PROBLEM STATEMENT:
Restate the listing below word for word, and leave its pictures behind.

Segment Open

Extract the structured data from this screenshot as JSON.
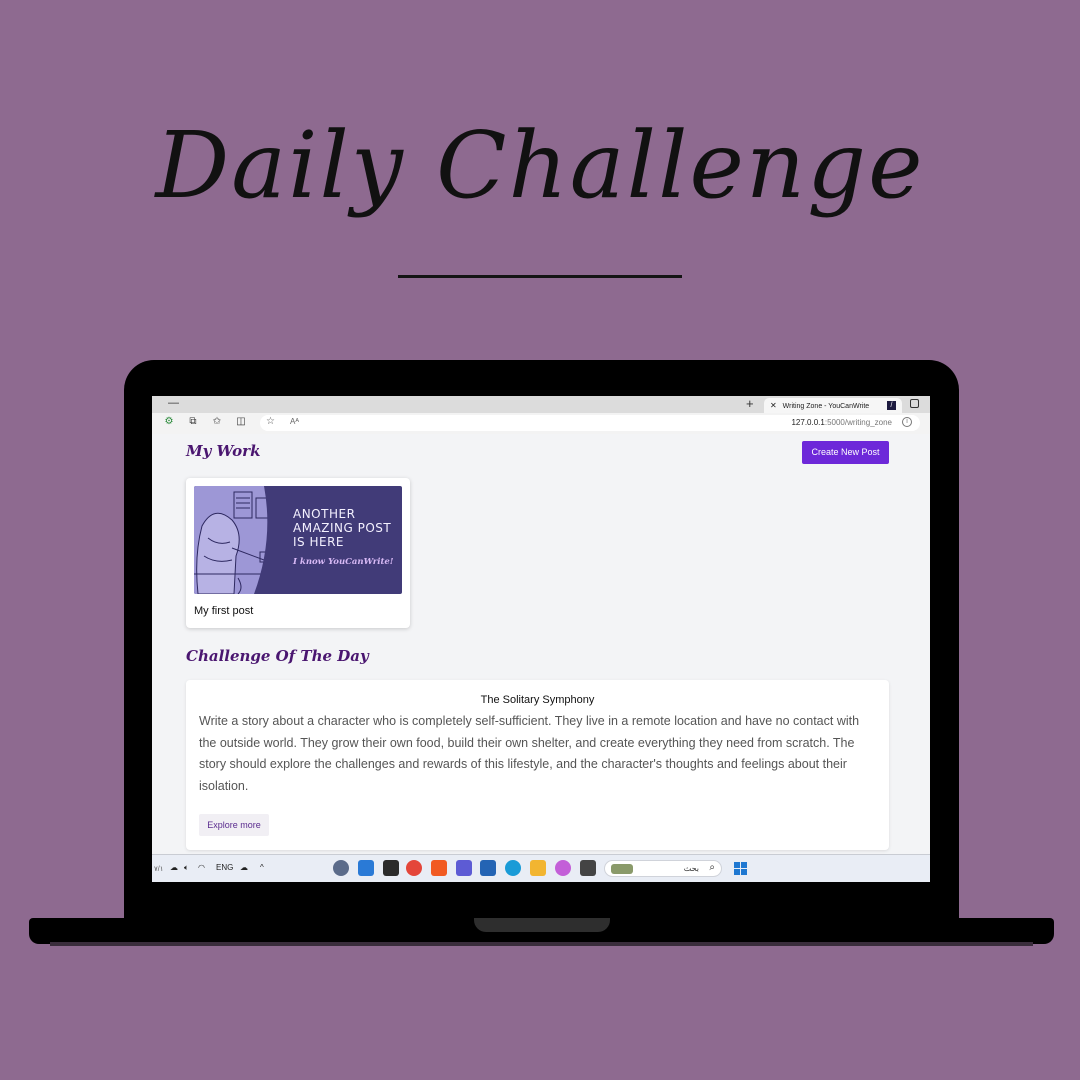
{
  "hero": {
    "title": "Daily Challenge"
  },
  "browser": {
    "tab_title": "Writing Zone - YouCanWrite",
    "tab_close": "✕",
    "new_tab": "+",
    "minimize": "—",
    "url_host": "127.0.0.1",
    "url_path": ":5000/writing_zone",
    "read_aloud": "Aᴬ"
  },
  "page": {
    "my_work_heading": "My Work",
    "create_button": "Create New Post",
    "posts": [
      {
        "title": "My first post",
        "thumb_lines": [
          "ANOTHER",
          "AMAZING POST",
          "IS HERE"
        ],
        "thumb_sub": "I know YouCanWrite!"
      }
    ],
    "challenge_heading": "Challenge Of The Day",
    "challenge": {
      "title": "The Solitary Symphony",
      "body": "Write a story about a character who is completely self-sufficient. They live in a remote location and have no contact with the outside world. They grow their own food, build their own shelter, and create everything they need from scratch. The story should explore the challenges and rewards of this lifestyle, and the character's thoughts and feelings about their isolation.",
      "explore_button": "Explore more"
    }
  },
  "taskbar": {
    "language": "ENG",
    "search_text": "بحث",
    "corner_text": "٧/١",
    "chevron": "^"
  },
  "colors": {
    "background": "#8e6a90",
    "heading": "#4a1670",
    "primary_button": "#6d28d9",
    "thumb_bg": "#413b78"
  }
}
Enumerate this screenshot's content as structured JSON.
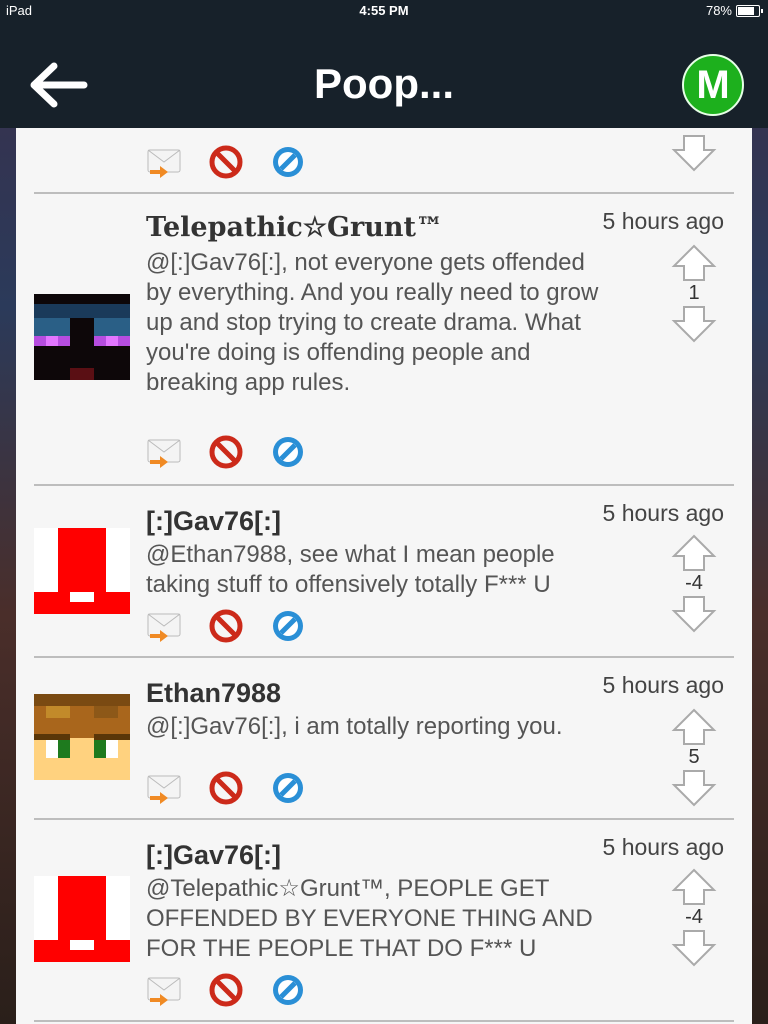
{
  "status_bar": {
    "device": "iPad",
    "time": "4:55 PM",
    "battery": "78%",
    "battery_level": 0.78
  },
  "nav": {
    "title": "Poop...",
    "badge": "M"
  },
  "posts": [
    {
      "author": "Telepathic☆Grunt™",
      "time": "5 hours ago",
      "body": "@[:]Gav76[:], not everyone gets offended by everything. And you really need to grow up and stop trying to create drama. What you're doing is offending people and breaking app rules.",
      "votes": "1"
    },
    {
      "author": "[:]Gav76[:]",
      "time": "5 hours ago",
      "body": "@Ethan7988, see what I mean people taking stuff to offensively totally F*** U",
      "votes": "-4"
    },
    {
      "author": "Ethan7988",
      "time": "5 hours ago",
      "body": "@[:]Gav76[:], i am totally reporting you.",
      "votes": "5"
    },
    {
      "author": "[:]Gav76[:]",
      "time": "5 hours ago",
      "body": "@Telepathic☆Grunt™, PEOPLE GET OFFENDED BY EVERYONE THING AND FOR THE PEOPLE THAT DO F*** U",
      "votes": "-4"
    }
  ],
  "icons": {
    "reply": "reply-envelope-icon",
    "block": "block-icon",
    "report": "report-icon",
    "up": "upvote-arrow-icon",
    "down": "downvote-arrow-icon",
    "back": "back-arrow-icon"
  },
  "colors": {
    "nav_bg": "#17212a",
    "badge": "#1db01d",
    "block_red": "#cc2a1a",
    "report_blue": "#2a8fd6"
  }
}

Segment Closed

YOUR SOLUTION:
Extract the structured data from this screenshot as JSON.
{
  "hero": {
    "title": "Daily Challenge"
  },
  "browser": {
    "tab_title": "Writing Zone - YouCanWrite",
    "tab_close": "✕",
    "new_tab": "+",
    "minimize": "—",
    "url_host": "127.0.0.1",
    "url_path": ":5000/writing_zone",
    "read_aloud": "Aᴬ"
  },
  "page": {
    "my_work_heading": "My Work",
    "create_button": "Create New Post",
    "posts": [
      {
        "title": "My first post",
        "thumb_lines": [
          "ANOTHER",
          "AMAZING POST",
          "IS HERE"
        ],
        "thumb_sub": "I know YouCanWrite!"
      }
    ],
    "challenge_heading": "Challenge Of The Day",
    "challenge": {
      "title": "The Solitary Symphony",
      "body": "Write a story about a character who is completely self-sufficient. They live in a remote location and have no contact with the outside world. They grow their own food, build their own shelter, and create everything they need from scratch. The story should explore the challenges and rewards of this lifestyle, and the character's thoughts and feelings about their isolation.",
      "explore_button": "Explore more"
    }
  },
  "taskbar": {
    "language": "ENG",
    "search_text": "بحث",
    "corner_text": "٧/١",
    "chevron": "^"
  },
  "colors": {
    "background": "#8e6a90",
    "heading": "#4a1670",
    "primary_button": "#6d28d9",
    "thumb_bg": "#413b78"
  }
}
Enumerate this screenshot's content as structured JSON.
{
  "status_bar": {
    "device": "iPad",
    "time": "4:55 PM",
    "battery": "78%",
    "battery_level": 0.78
  },
  "nav": {
    "title": "Poop...",
    "badge": "M"
  },
  "posts": [
    {
      "author": "Telepathic☆Grunt™",
      "time": "5 hours ago",
      "body": "@[:]Gav76[:], not everyone gets offended by everything. And you really need to grow up and stop trying to create drama. What you're doing is offending people and breaking app rules.",
      "votes": "1"
    },
    {
      "author": "[:]Gav76[:]",
      "time": "5 hours ago",
      "body": "@Ethan7988, see what I mean people taking stuff to offensively totally F*** U",
      "votes": "-4"
    },
    {
      "author": "Ethan7988",
      "time": "5 hours ago",
      "body": "@[:]Gav76[:], i am totally reporting you.",
      "votes": "5"
    },
    {
      "author": "[:]Gav76[:]",
      "time": "5 hours ago",
      "body": "@Telepathic☆Grunt™, PEOPLE GET OFFENDED BY EVERYONE THING AND FOR THE PEOPLE THAT DO F*** U",
      "votes": "-4"
    }
  ],
  "icons": {
    "reply": "reply-envelope-icon",
    "block": "block-icon",
    "report": "report-icon",
    "up": "upvote-arrow-icon",
    "down": "downvote-arrow-icon",
    "back": "back-arrow-icon"
  },
  "colors": {
    "nav_bg": "#17212a",
    "badge": "#1db01d",
    "block_red": "#cc2a1a",
    "report_blue": "#2a8fd6"
  }
}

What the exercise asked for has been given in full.